• _EXERCISE REQUIREMENTS_
Would you copy all lines in the data that contain the word "JSON"?

• _INFORMATION PROVIDED_
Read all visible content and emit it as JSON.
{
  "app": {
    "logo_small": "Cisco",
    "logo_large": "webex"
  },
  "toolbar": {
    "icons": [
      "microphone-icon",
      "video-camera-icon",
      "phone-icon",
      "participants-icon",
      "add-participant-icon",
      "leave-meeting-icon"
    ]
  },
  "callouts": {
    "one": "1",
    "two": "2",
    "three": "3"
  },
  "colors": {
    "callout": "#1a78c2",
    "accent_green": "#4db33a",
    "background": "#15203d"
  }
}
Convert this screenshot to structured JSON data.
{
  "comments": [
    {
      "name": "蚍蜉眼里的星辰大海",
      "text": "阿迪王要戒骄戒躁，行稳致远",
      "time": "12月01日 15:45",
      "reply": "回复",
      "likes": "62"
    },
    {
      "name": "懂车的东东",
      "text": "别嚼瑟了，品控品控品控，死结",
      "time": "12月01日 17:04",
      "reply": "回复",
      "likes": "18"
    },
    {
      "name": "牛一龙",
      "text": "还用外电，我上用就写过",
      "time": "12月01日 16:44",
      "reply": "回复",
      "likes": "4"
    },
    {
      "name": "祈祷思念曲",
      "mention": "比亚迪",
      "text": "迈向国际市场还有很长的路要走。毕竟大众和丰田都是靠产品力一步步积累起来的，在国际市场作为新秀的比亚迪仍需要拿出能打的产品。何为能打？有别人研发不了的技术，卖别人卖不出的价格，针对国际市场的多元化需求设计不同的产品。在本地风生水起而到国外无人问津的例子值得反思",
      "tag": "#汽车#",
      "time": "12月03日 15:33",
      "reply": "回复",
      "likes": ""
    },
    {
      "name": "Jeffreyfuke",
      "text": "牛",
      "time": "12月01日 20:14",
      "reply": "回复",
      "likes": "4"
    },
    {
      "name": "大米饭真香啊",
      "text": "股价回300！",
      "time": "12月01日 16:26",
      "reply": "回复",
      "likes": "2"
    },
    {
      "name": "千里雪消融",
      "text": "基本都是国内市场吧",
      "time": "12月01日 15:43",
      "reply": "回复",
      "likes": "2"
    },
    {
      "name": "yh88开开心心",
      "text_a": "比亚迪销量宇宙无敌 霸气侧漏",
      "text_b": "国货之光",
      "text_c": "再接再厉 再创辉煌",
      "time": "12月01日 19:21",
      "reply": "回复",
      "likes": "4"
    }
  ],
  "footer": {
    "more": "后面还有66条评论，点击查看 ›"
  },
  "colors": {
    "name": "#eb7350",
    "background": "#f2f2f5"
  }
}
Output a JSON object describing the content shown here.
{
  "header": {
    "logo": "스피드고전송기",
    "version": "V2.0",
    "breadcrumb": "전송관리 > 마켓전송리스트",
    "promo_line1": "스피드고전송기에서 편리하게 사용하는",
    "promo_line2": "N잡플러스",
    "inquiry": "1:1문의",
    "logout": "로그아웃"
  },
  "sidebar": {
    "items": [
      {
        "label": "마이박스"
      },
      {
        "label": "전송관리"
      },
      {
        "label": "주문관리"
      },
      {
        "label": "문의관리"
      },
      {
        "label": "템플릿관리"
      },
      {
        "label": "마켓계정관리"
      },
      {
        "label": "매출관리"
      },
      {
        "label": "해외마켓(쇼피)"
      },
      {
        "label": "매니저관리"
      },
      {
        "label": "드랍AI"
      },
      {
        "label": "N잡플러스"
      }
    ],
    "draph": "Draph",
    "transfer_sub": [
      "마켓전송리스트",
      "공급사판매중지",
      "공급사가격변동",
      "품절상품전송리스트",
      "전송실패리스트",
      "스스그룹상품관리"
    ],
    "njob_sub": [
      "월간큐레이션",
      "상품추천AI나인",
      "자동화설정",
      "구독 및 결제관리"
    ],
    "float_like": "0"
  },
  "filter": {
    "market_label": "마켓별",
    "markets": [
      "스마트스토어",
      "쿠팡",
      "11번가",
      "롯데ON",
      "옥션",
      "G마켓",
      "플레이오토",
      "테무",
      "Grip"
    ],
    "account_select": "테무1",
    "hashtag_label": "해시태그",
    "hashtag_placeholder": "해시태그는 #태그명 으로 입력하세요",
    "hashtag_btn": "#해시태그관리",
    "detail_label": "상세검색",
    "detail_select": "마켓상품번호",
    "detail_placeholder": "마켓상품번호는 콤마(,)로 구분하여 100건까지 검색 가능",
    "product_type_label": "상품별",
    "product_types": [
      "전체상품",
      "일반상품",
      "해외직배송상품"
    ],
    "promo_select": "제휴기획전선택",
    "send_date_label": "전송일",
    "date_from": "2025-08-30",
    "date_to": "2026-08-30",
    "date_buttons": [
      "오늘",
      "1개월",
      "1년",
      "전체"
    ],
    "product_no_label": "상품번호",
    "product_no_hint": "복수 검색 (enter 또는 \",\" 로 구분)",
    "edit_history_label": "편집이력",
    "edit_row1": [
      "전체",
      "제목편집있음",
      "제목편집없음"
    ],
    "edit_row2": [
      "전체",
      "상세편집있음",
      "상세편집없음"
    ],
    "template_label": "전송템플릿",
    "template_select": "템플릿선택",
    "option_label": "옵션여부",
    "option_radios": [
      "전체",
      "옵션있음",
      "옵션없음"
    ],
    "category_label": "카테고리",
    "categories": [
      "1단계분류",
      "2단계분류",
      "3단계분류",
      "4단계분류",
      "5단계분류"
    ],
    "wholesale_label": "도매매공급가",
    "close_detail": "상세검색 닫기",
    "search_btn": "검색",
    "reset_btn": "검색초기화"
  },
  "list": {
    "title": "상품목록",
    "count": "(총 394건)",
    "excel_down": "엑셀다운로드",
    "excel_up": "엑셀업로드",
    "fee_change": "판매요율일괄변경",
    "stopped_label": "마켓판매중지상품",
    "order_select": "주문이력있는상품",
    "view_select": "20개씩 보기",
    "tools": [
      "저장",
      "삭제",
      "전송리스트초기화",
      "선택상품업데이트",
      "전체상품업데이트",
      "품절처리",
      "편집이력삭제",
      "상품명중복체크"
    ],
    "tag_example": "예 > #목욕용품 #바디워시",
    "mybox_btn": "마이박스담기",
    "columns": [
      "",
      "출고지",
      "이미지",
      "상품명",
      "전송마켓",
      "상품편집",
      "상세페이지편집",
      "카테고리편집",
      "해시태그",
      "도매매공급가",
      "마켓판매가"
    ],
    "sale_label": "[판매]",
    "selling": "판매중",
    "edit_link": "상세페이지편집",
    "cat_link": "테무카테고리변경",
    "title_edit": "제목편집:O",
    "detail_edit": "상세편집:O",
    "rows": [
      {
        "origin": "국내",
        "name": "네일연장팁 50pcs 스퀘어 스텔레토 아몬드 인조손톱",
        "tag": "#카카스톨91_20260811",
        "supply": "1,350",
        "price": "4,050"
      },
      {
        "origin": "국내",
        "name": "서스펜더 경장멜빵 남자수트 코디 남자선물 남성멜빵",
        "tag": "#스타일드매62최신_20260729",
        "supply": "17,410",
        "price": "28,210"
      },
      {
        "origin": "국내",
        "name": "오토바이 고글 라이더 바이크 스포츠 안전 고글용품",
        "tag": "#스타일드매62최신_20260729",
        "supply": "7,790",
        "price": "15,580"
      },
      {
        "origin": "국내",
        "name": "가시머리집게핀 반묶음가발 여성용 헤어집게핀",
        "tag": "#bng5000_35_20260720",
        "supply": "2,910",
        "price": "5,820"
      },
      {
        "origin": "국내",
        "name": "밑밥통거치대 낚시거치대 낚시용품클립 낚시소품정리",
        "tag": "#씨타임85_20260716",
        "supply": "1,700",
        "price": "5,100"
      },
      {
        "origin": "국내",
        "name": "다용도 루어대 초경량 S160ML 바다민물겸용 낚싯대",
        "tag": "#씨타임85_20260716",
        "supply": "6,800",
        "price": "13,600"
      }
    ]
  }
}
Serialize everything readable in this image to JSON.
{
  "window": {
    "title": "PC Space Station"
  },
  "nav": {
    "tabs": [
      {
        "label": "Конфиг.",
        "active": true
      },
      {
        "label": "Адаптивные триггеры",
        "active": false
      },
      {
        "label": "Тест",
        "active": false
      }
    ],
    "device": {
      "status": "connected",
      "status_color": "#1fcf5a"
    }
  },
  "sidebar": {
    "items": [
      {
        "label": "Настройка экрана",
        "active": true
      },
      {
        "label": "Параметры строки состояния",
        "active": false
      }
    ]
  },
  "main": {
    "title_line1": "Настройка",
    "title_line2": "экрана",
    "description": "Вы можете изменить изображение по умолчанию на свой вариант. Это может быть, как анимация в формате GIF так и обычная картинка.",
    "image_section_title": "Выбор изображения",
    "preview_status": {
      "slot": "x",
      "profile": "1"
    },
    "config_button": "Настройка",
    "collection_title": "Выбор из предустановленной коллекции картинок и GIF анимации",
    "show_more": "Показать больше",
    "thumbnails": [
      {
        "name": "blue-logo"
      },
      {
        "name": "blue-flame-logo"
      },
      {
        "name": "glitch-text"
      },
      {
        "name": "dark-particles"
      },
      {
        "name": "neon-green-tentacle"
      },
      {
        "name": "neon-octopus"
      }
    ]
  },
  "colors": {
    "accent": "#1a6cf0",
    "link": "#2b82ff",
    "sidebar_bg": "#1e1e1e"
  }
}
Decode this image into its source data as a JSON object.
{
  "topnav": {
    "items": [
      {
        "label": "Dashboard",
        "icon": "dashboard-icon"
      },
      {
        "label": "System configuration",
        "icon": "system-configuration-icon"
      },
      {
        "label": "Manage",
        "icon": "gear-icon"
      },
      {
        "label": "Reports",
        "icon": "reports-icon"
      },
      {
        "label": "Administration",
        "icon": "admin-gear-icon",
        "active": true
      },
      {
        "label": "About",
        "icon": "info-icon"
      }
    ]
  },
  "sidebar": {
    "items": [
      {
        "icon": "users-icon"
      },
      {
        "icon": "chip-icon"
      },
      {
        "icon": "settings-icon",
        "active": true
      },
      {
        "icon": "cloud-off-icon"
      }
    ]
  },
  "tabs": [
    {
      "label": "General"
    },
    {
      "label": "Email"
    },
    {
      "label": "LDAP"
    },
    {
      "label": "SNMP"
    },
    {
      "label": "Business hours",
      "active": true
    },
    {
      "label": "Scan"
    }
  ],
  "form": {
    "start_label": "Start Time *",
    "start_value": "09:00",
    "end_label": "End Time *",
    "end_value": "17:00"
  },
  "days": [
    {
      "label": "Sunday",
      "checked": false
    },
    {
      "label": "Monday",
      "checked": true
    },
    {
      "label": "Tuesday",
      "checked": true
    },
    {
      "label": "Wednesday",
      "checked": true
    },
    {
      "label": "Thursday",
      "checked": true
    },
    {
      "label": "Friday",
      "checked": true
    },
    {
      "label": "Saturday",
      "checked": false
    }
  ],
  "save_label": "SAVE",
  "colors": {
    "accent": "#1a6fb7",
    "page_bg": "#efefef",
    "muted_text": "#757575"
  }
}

• _WRITTEN SOLUTION_
Read all visible content and emit it as JSON.
Convert this screenshot to structured JSON data.
Output a JSON object describing the content shown here.
Serialize everything readable in this image to JSON.
Decode this image into its source data as a JSON object.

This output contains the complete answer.